NORTH CONWAY — As the coronavirus crisis ratcheted up, wildlife artist Grant Hacking reached out to his stuck-at-home fans and invited them to watch him work.

On March 24, the 55-year-old sent an e-mail to his extensive list of clients, fans and friends about his intent to send them “…some ‘progression’ images rather than the usual framed painting.”

“I thought some of you may find the steps that I use to paint interesting,” he said of six small canvases he had stretched and then sketched on.

“The first step is to just get them started ... procrastination is a killer. I never really know what scene the animals will be in,” Hacking wrote.

Born and raised in South Africa, the painter said the settings are “mostly from my imagination.”

A child of two artists and the single father of two girls, Hacking first came to the U.S. in 1990 on a vacation that also included an exhibition of his work in Virginia. The painter of wildlife, figurative work, architecture, coastal scenes and landscapes recalled that the exhibition went “really well.”

Hacking has lived in North Conway since 2000. He paints at his home and has a workshop nearby where he builds frames. His “progression” included images of a family of cheetahs, a hippopotamus at a watering hole and a cheetah waiting to pounce.

“It was kind of interesting watching the paintings develop,” Hacking said. “They all progressed nicely and all were very different.”

He finished the last painting on March 31, writing in an e-mail and on his Facebook page that “ ... your enthusiasm has spurred me on to work hard and enjoy painting during these trying times.”

He said he would be interested in doing another such series. His youngest daughter, Shauna, who attends Kennett High School, did a short video clip of the first set of paintings and it was well-received, he said.

He acknowledged that showing works in progress is something he normally does not do.
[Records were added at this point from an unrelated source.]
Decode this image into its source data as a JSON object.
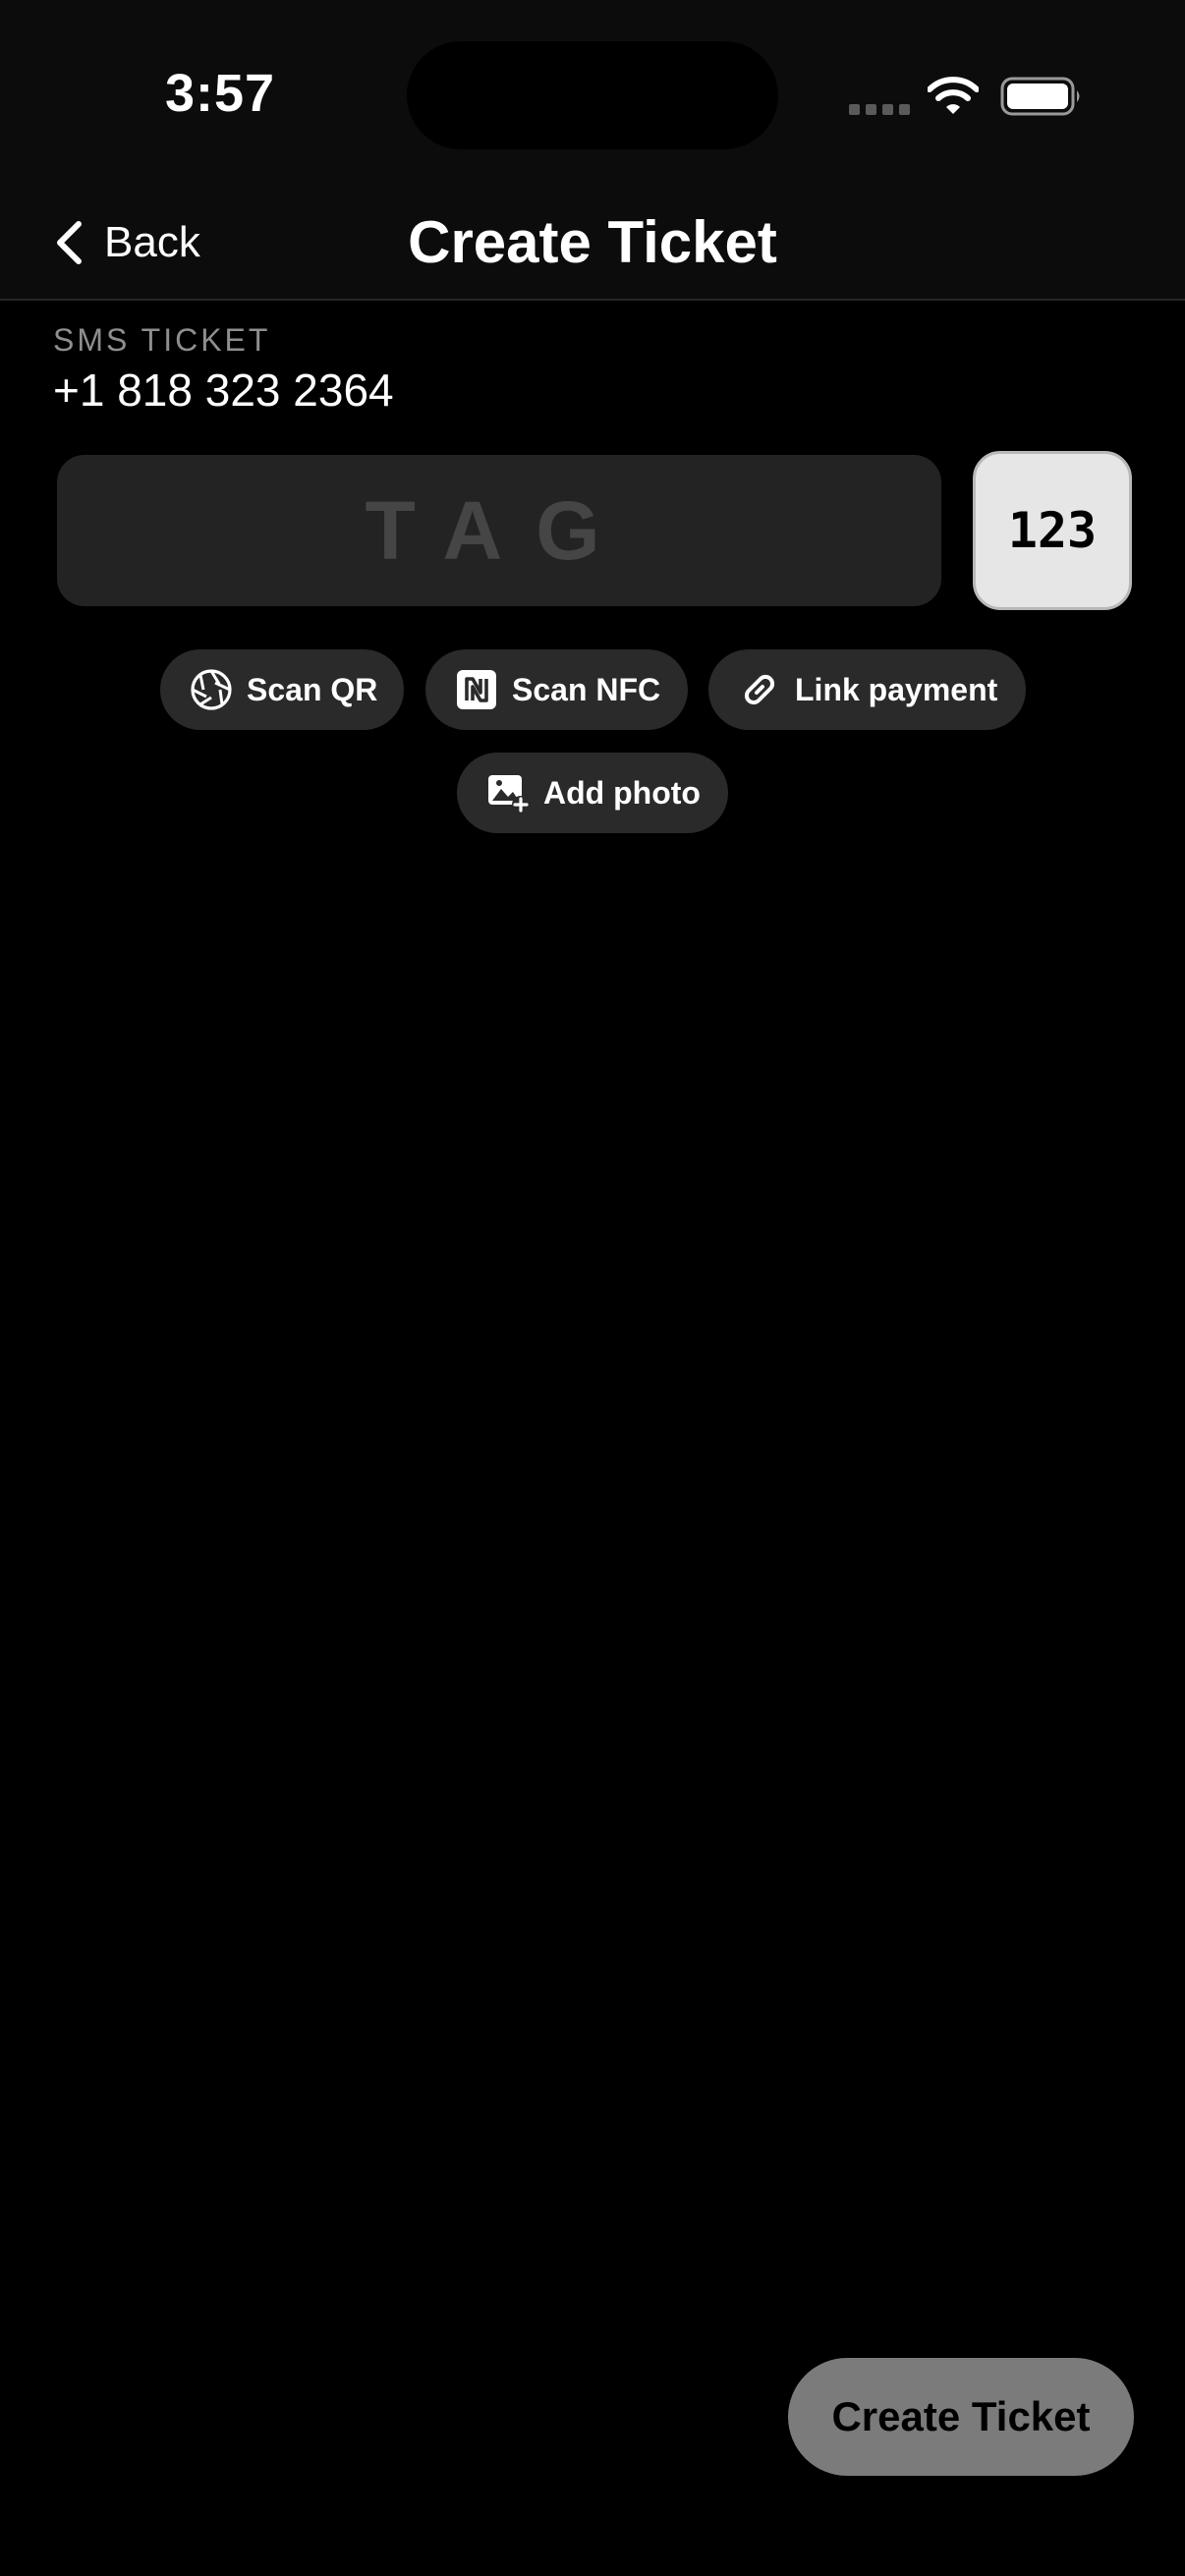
{
  "status_bar": {
    "time": "3:57",
    "icons": [
      "signal-icon",
      "wifi-icon",
      "battery-icon"
    ]
  },
  "nav": {
    "back_label": "Back",
    "title": "Create Ticket"
  },
  "ticket": {
    "type_label": "SMS TICKET",
    "phone": "+1 818 323 2364"
  },
  "tag_input": {
    "value": "",
    "placeholder": "TAG"
  },
  "keypad_toggle": {
    "label": "123"
  },
  "actions": [
    {
      "label": "Scan QR",
      "icon": "aperture-icon"
    },
    {
      "label": "Scan NFC",
      "icon": "nfc-icon"
    },
    {
      "label": "Link payment",
      "icon": "link-icon"
    },
    {
      "label": "Add photo",
      "icon": "add-photo-icon"
    }
  ],
  "create_button": {
    "label": "Create Ticket"
  },
  "colors": {
    "background": "#000000",
    "bar_background": "#0c0c0c",
    "chip_background": "#2a2a2a",
    "input_background": "#232323",
    "create_button": "#7b7b7b",
    "keypad_toggle": "#e6e6e6"
  }
}
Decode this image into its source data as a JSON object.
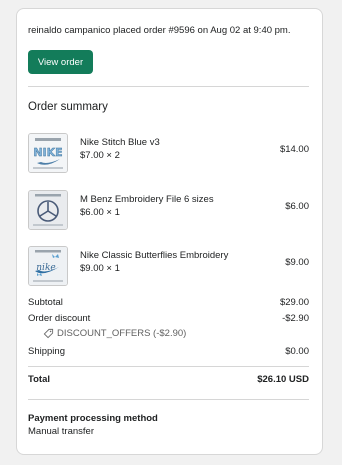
{
  "intro_text": "reinaldo campanico placed order #9596 on Aug 02 at 9:40 pm.",
  "view_order_label": "View order",
  "summary_title": "Order summary",
  "items": [
    {
      "name": "Nike Stitch Blue v3",
      "qty": "$7.00 × 2",
      "total": "$14.00",
      "thumb_icon": "nike-stitch-thumbnail"
    },
    {
      "name": "M Benz Embroidery File 6 sizes",
      "qty": "$6.00 × 1",
      "total": "$6.00",
      "thumb_icon": "mercedes-logo-thumbnail"
    },
    {
      "name": "Nike Classic Butterflies Embroidery",
      "qty": "$9.00 × 1",
      "total": "$9.00",
      "thumb_icon": "nike-butterflies-thumbnail"
    }
  ],
  "subtotal": {
    "label": "Subtotal",
    "value": "$29.00"
  },
  "discount": {
    "label": "Order discount",
    "value": "-$2.90",
    "code": "DISCOUNT_OFFERS (-$2.90)"
  },
  "shipping": {
    "label": "Shipping",
    "value": "$0.00"
  },
  "total": {
    "label": "Total",
    "value": "$26.10 USD"
  },
  "payment": {
    "title": "Payment processing method",
    "value": "Manual transfer"
  },
  "colors": {
    "button": "#137c5a",
    "divider": "#d6d6d6"
  }
}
“The one thing I’ve learned over the years is they (the paintings) are going to look really bad before they look really good,” Hacking said. “It’s a weird kind of thing. Right at the end, they just seem to kind of come together.”